[REQUIRED ACTION] How many lines in the records below contain the word "JSON"? State that number and nothing more.

[RAW DATA]
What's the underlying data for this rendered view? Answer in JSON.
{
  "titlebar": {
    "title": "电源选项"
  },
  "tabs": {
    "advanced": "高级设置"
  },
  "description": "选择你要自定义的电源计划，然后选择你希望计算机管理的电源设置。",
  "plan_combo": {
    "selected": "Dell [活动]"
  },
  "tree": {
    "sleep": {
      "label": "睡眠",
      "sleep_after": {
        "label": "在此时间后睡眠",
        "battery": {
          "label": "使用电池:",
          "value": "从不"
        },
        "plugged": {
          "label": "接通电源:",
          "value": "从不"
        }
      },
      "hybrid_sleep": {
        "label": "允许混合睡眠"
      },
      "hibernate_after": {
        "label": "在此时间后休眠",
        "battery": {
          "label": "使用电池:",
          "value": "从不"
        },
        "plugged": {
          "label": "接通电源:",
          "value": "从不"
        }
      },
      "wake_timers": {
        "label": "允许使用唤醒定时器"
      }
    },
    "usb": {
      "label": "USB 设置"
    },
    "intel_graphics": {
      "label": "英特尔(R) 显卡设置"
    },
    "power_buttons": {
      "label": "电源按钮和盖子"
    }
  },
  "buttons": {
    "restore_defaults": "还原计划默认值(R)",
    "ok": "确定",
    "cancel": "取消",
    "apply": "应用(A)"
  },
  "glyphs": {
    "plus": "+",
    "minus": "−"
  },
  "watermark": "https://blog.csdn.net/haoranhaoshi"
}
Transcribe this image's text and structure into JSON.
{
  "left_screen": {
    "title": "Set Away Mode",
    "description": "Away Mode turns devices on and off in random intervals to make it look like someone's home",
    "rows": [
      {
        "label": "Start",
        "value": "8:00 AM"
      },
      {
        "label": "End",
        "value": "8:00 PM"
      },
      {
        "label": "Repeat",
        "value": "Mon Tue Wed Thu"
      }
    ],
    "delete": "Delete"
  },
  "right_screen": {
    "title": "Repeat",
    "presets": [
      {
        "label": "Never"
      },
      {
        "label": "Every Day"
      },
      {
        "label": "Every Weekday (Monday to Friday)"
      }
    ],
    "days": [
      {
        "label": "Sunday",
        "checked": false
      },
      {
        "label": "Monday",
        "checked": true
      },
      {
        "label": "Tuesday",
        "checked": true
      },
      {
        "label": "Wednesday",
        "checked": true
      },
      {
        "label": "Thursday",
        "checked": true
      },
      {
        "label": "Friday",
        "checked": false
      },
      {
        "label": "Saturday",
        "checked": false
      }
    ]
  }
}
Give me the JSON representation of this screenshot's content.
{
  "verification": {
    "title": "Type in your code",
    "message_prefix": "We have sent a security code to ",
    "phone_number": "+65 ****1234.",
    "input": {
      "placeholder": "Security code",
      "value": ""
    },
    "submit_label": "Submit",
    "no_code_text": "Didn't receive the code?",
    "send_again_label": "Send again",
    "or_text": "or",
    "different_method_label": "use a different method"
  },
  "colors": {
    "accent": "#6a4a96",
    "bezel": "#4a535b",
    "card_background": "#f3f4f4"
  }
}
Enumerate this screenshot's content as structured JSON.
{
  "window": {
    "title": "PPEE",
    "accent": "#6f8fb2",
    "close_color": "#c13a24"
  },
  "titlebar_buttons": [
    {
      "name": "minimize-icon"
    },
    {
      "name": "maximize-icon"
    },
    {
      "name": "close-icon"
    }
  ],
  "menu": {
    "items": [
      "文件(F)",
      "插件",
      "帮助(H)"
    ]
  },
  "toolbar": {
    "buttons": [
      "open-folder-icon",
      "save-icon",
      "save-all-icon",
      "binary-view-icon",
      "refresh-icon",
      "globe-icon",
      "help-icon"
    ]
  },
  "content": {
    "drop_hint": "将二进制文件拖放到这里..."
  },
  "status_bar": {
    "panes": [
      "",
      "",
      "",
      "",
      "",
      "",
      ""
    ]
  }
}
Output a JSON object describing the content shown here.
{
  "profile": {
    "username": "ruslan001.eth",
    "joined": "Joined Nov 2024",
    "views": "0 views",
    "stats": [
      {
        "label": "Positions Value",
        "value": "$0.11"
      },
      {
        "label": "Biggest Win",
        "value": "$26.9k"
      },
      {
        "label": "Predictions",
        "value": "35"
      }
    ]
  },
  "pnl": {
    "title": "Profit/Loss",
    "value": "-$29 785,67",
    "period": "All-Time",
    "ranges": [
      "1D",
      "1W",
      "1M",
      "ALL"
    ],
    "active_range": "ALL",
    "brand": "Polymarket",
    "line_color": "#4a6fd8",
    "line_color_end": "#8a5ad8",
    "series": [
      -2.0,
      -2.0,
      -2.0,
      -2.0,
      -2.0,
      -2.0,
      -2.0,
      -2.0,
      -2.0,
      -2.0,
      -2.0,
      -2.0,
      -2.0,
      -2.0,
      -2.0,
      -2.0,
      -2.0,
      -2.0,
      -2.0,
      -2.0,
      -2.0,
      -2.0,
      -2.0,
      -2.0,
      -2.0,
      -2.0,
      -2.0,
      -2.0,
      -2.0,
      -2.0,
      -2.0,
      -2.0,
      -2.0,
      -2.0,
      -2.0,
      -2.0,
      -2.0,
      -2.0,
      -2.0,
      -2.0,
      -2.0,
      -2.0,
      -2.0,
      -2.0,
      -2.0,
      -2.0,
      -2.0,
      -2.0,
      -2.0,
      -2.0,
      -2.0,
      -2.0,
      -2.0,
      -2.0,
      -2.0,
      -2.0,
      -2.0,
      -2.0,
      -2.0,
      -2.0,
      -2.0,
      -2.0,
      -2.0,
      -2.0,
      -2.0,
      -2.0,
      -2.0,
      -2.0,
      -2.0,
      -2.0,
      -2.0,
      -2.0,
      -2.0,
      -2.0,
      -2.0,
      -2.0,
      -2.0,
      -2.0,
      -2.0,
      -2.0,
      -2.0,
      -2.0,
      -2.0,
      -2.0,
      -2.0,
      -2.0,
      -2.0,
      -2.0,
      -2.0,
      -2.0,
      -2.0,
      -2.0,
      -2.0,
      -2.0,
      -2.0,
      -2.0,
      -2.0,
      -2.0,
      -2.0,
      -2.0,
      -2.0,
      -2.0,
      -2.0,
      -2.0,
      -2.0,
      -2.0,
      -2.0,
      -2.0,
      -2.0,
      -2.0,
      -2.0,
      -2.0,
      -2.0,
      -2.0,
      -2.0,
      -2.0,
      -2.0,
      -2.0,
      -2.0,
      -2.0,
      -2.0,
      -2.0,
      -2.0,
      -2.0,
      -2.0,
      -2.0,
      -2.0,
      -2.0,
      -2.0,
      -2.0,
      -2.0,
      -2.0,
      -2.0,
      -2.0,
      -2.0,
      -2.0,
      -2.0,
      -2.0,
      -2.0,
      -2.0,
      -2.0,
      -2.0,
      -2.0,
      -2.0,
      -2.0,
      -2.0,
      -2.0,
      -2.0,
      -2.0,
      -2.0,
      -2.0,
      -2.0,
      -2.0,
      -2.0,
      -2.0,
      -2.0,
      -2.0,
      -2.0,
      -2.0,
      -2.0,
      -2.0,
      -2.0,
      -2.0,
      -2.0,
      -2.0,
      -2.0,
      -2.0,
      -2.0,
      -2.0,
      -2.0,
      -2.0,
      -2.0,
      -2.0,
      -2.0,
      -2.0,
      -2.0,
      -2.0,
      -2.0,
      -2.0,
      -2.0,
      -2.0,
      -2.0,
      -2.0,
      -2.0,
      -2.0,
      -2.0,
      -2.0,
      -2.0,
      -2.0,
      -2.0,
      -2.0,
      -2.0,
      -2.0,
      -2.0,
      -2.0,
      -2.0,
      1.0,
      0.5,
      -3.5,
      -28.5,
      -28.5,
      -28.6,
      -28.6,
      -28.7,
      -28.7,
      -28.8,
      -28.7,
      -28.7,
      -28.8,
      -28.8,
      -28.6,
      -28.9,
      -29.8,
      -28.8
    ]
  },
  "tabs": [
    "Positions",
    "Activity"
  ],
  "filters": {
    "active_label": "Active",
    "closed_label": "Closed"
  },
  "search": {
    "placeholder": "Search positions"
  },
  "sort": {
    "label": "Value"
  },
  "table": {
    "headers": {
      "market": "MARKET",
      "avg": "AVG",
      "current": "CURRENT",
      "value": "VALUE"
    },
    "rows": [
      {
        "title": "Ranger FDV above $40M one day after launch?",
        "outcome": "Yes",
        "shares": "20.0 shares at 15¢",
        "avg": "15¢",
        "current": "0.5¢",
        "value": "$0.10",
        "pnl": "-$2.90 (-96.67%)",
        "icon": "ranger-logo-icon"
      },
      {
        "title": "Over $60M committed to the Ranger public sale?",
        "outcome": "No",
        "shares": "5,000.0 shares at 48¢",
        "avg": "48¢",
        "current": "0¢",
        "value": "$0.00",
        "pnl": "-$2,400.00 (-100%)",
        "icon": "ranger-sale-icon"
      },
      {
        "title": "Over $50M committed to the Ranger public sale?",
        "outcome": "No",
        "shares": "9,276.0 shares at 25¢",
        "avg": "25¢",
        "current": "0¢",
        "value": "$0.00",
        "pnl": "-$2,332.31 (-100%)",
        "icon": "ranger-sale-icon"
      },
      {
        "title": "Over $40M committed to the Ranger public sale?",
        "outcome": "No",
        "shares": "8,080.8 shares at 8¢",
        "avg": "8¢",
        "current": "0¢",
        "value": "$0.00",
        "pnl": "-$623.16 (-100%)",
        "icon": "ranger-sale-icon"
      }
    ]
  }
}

[EXERCISE RESPONSE] 5